══ INFORMATION GIVEN

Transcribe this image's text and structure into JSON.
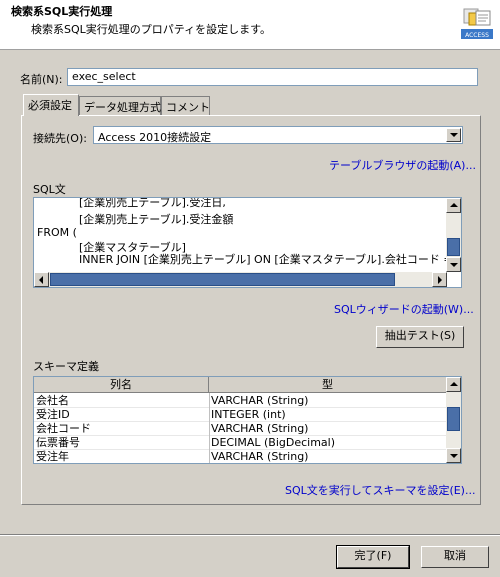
{
  "header": {
    "title": "検索系SQL実行処理",
    "description": "検索系SQL実行処理のプロパティを設定します。",
    "icon_label": "ACCESS"
  },
  "name_field": {
    "label": "名前(N):",
    "value": "exec_select"
  },
  "tabs": [
    {
      "label": "必須設定",
      "active": true
    },
    {
      "label": "データ処理方式",
      "active": false
    },
    {
      "label": "コメント",
      "active": false
    }
  ],
  "connection": {
    "label": "接続先(O):",
    "value": "Access 2010接続設定",
    "table_browser_link": "テーブルブラウザの起動(A)..."
  },
  "sql": {
    "label": "SQL文",
    "lines": [
      "            [企業別売上テーブル].受注日,",
      "            [企業別売上テーブル].受注金額",
      "FROM (",
      "            [企業マスタテーブル]",
      "            INNER JOIN [企業別売上テーブル] ON [企業マスタテーブル].会社コード = [企"
    ],
    "wizard_link": "SQLウィザードの起動(W)...",
    "extract_test_button": "抽出テスト(S)"
  },
  "schema": {
    "label": "スキーマ定義",
    "columns": [
      "列名",
      "型"
    ],
    "rows": [
      [
        "会社名",
        "VARCHAR (String)"
      ],
      [
        "受注ID",
        "INTEGER (int)"
      ],
      [
        "会社コード",
        "VARCHAR (String)"
      ],
      [
        "伝票番号",
        "DECIMAL (BigDecimal)"
      ],
      [
        "受注年",
        "VARCHAR (String)"
      ]
    ],
    "run_link": "SQL文を実行してスキーマを設定(E)..."
  },
  "footer": {
    "ok_button": "完了(F)",
    "cancel_button": "取消"
  },
  "colors": {
    "link": "#0000cc",
    "background": "#d4d0c8",
    "scroll_thumb": "#4a6fa8"
  }
}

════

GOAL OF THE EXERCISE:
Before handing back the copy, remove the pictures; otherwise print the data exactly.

RESULT:
Transcribe this image's text and structure into JSON.
{
  "header": {
    "title": "検索系SQL実行処理",
    "description": "検索系SQL実行処理のプロパティを設定します。",
    "icon_label": "ACCESS"
  },
  "name_field": {
    "label": "名前(N):",
    "value": "exec_select"
  },
  "tabs": [
    {
      "label": "必須設定",
      "active": true
    },
    {
      "label": "データ処理方式",
      "active": false
    },
    {
      "label": "コメント",
      "active": false
    }
  ],
  "connection": {
    "label": "接続先(O):",
    "value": "Access 2010接続設定",
    "table_browser_link": "テーブルブラウザの起動(A)..."
  },
  "sql": {
    "label": "SQL文",
    "lines": [
      "            [企業別売上テーブル].受注日,",
      "            [企業別売上テーブル].受注金額",
      "FROM (",
      "            [企業マスタテーブル]",
      "            INNER JOIN [企業別売上テーブル] ON [企業マスタテーブル].会社コード = [企"
    ],
    "wizard_link": "SQLウィザードの起動(W)...",
    "extract_test_button": "抽出テスト(S)"
  },
  "schema": {
    "label": "スキーマ定義",
    "columns": [
      "列名",
      "型"
    ],
    "rows": [
      [
        "会社名",
        "VARCHAR (String)"
      ],
      [
        "受注ID",
        "INTEGER (int)"
      ],
      [
        "会社コード",
        "VARCHAR (String)"
      ],
      [
        "伝票番号",
        "DECIMAL (BigDecimal)"
      ],
      [
        "受注年",
        "VARCHAR (String)"
      ]
    ],
    "run_link": "SQL文を実行してスキーマを設定(E)..."
  },
  "footer": {
    "ok_button": "完了(F)",
    "cancel_button": "取消"
  },
  "colors": {
    "link": "#0000cc",
    "background": "#d4d0c8",
    "scroll_thumb": "#4a6fa8"
  }
}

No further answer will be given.